» Aim of the task: The lines to copy are those with "according" in them. Pull each one from the entries below.

(Entries taken from a collection)
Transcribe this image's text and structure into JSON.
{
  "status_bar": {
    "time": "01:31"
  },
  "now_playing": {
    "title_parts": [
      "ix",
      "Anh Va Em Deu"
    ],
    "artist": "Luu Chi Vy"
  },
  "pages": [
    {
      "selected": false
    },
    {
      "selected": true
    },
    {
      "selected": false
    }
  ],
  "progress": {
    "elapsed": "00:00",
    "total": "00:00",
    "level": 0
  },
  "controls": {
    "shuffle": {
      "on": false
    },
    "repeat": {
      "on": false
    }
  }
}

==

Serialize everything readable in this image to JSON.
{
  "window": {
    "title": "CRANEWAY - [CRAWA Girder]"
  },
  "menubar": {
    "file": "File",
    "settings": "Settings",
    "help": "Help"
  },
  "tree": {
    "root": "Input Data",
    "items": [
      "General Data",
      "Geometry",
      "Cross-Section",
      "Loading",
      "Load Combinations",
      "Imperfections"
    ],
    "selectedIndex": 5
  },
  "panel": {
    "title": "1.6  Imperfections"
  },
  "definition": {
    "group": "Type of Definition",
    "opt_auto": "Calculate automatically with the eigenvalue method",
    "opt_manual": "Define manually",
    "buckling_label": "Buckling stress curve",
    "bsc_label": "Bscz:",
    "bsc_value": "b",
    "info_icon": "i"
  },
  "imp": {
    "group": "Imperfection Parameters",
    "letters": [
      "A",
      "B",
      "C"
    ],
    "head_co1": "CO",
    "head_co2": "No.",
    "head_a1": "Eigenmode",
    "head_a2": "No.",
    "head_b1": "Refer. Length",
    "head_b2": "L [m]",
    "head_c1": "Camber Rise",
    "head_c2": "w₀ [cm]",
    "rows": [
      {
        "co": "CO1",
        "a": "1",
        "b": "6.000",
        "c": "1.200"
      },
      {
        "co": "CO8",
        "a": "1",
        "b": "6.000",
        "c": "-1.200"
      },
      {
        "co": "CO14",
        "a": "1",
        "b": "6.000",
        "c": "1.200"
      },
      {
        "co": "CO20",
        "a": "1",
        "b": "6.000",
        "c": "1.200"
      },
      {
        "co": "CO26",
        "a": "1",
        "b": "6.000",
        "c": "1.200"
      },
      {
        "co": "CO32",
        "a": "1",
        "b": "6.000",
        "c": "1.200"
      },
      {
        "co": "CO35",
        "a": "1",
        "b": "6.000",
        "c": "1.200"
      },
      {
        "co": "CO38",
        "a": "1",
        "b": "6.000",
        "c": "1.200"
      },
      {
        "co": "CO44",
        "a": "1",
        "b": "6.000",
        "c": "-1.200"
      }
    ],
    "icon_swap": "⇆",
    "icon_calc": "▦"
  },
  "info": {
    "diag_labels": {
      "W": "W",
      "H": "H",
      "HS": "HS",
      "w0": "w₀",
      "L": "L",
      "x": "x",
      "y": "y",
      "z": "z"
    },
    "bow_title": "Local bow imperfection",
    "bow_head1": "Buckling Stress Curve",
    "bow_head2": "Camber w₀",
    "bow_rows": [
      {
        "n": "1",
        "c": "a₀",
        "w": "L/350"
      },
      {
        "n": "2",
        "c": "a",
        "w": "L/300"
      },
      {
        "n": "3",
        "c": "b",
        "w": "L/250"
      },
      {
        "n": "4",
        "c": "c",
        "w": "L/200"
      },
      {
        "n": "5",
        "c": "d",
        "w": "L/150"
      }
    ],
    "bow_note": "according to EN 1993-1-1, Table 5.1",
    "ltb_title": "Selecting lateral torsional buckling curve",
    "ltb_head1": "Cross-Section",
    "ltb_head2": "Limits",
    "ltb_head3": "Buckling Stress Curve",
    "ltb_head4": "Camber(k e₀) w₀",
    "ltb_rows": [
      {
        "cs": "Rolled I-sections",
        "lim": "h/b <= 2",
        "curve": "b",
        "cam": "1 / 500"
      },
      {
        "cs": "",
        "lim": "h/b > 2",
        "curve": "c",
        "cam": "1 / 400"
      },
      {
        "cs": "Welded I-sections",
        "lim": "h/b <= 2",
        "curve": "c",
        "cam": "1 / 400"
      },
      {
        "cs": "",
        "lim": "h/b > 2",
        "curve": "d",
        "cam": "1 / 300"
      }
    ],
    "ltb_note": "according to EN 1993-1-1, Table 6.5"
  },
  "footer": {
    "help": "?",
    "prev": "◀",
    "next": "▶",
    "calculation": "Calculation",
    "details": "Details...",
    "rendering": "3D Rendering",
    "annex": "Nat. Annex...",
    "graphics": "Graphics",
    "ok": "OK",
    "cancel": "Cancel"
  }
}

» Your solution:
    "bow_note": "according to EN 1993-1-1, Table 5.1",
    "ltb_note": "according to EN 1993-1-1, Table 6.5"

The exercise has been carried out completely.